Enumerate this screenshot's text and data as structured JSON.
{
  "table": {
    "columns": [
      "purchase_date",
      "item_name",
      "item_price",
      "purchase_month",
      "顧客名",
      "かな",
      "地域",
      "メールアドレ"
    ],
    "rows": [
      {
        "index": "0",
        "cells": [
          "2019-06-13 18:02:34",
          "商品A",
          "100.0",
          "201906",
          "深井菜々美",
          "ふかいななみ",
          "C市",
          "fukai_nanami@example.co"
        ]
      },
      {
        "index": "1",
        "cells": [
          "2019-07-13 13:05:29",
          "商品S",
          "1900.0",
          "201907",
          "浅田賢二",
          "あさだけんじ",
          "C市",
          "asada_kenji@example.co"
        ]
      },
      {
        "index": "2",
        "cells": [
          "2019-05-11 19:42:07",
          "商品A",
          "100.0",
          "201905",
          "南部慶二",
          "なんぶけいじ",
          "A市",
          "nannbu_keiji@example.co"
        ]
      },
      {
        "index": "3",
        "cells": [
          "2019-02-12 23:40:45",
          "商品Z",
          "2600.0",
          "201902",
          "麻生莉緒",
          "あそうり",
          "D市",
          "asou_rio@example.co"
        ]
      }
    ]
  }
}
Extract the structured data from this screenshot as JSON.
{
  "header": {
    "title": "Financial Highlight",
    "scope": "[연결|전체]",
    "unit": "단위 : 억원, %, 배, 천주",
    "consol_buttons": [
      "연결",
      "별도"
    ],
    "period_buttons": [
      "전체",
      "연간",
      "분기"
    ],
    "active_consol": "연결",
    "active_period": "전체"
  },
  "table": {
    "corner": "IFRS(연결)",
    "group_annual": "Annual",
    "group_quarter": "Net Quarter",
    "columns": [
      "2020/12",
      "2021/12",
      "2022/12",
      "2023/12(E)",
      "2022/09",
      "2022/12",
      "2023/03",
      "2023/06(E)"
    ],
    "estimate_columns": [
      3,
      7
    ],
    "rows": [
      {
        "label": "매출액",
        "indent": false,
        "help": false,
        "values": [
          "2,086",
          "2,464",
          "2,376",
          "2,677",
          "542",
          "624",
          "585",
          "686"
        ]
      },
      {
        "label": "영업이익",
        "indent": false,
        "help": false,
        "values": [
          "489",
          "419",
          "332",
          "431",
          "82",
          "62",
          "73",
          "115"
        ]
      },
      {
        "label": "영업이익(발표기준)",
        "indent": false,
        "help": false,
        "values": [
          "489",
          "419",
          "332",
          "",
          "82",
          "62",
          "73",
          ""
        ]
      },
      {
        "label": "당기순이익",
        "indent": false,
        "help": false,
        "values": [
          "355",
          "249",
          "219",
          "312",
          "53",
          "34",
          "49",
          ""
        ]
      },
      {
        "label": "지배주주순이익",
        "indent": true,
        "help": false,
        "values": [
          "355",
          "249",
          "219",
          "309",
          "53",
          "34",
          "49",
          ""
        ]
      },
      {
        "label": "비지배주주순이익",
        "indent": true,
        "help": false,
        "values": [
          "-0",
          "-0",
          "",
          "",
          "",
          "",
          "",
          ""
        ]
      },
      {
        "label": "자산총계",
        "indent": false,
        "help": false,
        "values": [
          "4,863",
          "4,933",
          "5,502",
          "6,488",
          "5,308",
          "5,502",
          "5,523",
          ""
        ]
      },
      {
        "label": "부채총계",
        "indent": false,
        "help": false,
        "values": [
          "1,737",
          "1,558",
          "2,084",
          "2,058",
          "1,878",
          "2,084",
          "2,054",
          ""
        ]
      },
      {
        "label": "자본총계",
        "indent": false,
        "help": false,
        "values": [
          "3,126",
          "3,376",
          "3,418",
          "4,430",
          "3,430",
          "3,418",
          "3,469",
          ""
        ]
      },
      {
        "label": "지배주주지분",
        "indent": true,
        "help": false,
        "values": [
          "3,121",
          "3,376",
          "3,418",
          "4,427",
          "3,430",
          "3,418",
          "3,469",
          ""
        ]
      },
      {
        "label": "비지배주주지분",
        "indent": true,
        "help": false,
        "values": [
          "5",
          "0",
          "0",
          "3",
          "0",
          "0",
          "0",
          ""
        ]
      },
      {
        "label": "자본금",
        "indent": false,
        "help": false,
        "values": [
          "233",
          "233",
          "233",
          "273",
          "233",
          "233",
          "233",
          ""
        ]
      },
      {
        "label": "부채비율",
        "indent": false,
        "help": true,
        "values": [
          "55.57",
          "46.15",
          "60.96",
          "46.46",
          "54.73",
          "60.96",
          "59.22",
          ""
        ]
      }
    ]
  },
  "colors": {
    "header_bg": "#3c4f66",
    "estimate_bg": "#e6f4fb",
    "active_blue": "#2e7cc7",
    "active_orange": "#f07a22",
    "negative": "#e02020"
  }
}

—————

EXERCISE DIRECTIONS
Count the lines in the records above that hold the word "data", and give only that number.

ANSWER TO THE PROBLEM
2